### REQUIRED ACTION:
Where the word "cita" shows up in the entries below, please copy the whole line.
+--
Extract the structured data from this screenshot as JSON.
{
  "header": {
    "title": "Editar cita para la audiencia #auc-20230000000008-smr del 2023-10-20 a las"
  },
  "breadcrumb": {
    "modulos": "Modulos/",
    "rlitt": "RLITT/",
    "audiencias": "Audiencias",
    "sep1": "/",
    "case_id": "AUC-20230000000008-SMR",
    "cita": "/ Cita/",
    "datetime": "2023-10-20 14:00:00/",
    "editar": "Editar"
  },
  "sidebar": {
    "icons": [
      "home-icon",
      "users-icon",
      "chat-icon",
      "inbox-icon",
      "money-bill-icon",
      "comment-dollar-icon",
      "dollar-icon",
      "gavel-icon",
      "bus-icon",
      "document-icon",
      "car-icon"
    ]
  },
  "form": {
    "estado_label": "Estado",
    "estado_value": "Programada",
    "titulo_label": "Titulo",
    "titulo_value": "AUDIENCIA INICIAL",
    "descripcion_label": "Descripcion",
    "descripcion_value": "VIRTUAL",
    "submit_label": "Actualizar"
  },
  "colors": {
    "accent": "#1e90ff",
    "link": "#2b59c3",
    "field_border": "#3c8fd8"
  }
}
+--
### ANSWER TO THE PROBLEM:
    "title": "Editar cita para la audiencia #auc-20230000000008-smr del 2023-10-20 a las"
    "cita": "/ Cita/",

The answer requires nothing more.